WORK REQUEST. For each line in the records that contains "mnemonic", make a copy.

DATA SECTION.
^^^^^^^^^^^^^^^^

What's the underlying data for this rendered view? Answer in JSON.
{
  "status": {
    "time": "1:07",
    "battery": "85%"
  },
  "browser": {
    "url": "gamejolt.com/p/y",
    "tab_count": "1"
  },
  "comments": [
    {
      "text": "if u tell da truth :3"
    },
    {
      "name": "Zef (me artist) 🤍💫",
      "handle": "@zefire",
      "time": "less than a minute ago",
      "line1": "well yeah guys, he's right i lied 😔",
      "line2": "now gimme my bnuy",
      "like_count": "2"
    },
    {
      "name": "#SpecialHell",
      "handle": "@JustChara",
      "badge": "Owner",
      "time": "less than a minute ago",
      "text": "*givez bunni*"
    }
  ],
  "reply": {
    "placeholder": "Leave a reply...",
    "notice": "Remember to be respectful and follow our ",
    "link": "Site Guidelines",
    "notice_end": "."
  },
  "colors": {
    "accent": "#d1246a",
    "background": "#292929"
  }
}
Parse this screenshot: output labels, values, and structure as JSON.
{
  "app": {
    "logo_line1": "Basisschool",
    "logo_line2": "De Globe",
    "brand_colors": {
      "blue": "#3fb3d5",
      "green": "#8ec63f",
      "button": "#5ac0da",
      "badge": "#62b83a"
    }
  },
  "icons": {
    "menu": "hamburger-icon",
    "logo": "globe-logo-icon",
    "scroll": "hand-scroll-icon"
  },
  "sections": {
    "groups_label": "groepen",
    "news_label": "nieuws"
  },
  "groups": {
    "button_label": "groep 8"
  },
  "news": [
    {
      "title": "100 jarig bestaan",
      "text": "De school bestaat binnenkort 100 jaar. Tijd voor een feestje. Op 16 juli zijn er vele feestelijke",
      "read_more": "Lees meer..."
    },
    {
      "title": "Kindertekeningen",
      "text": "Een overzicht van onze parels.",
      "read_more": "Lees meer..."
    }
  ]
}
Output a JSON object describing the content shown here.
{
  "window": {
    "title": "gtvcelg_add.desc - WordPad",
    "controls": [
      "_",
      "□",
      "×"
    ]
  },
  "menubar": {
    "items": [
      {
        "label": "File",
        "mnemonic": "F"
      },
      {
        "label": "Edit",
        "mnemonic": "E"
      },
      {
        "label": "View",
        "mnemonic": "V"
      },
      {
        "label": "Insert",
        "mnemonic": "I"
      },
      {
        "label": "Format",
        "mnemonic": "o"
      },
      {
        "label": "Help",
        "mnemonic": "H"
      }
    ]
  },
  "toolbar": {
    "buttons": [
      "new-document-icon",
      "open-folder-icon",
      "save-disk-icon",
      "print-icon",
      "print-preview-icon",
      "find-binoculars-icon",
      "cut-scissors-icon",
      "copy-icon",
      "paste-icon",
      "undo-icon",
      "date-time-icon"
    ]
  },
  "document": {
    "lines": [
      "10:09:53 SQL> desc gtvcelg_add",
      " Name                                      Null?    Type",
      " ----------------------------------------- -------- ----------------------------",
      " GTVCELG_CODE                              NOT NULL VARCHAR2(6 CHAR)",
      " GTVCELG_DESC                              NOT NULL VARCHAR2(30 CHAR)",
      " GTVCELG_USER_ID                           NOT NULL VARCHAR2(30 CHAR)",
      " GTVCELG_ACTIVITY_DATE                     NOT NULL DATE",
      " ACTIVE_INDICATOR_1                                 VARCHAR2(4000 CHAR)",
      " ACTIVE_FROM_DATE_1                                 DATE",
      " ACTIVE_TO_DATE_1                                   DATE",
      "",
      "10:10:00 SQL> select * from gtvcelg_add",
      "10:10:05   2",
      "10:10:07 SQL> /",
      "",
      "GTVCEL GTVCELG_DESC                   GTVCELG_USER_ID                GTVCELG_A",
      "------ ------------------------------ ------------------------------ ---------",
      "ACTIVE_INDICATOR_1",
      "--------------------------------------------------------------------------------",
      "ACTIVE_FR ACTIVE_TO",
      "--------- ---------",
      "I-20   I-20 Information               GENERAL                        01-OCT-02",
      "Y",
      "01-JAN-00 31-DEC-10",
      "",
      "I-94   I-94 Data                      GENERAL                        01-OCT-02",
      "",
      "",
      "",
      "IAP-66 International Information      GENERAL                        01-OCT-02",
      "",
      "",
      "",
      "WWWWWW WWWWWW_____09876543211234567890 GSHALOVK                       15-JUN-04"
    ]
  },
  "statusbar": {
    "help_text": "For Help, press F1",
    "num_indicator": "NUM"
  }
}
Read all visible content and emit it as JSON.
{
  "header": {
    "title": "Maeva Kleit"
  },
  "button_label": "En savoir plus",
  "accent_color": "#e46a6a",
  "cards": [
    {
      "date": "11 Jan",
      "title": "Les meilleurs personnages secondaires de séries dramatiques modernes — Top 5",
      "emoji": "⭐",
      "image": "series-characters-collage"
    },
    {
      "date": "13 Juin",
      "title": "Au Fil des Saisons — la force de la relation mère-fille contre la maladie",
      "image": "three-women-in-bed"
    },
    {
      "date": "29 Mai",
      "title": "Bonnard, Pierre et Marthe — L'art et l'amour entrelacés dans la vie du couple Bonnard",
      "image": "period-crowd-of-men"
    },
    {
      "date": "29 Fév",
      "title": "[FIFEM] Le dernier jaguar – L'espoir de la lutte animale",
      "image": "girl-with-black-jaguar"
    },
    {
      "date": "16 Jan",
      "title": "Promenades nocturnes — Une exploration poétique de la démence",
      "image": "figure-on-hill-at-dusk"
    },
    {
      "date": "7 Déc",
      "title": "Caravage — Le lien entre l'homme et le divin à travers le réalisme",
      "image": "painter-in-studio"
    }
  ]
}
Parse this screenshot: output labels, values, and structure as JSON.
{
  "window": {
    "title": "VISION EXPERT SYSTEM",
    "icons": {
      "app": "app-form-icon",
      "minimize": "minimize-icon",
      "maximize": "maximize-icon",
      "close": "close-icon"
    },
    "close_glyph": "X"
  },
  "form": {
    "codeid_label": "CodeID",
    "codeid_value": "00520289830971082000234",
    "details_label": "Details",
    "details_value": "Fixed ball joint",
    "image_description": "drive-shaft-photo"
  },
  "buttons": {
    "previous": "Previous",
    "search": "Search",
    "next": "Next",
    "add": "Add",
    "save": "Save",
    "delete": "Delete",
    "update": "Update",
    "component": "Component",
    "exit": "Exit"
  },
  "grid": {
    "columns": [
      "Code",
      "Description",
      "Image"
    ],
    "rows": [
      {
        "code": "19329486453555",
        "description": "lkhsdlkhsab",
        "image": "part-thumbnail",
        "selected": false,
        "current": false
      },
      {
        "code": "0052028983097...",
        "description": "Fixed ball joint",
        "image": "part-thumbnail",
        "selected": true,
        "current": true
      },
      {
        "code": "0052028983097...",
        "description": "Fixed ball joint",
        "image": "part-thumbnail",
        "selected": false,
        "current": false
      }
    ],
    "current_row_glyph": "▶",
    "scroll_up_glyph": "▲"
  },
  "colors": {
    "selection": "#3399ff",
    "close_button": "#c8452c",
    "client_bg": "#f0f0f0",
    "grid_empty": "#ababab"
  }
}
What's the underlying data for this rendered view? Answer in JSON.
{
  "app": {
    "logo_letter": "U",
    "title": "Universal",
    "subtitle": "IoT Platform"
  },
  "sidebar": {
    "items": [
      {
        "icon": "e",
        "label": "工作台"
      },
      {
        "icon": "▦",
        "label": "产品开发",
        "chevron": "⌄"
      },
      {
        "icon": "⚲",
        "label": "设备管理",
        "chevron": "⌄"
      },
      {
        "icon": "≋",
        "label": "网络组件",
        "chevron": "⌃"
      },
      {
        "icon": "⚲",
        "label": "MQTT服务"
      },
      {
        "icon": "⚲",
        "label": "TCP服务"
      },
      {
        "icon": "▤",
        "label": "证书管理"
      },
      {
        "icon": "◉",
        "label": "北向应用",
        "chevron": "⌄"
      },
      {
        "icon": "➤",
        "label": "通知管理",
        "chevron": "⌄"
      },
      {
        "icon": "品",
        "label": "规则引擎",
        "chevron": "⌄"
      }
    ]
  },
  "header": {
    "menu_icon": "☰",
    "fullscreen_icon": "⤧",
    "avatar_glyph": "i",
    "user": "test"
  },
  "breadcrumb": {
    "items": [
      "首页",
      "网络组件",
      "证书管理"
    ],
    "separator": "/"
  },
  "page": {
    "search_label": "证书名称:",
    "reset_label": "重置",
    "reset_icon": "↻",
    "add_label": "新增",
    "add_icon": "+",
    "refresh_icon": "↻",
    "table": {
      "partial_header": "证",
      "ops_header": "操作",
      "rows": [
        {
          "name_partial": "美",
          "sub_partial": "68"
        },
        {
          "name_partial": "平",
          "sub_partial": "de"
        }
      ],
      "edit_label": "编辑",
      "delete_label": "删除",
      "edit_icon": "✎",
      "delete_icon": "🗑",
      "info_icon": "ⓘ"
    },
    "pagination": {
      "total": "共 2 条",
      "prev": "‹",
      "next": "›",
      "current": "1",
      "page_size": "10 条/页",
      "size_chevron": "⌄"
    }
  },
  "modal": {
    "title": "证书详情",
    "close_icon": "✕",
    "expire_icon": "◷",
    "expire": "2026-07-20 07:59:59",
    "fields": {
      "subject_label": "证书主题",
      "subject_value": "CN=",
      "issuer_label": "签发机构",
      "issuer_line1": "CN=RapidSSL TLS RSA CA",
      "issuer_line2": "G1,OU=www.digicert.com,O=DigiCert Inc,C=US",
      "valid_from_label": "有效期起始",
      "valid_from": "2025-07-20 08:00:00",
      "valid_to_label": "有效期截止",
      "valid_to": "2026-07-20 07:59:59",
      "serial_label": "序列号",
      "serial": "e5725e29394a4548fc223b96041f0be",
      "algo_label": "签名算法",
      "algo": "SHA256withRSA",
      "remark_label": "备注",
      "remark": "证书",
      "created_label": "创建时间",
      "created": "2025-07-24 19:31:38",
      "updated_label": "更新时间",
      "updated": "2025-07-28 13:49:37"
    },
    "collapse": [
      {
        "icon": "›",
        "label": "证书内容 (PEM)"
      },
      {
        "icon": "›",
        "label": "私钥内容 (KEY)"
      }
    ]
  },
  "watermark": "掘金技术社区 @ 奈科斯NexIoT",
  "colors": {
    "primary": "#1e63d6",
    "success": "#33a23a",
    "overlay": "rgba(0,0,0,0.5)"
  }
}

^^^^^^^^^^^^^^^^

ANSWER AREA.
        "mnemonic": "F"
        "mnemonic": "E"
        "mnemonic": "V"
        "mnemonic": "I"
        "mnemonic": "o"
        "mnemonic": "H"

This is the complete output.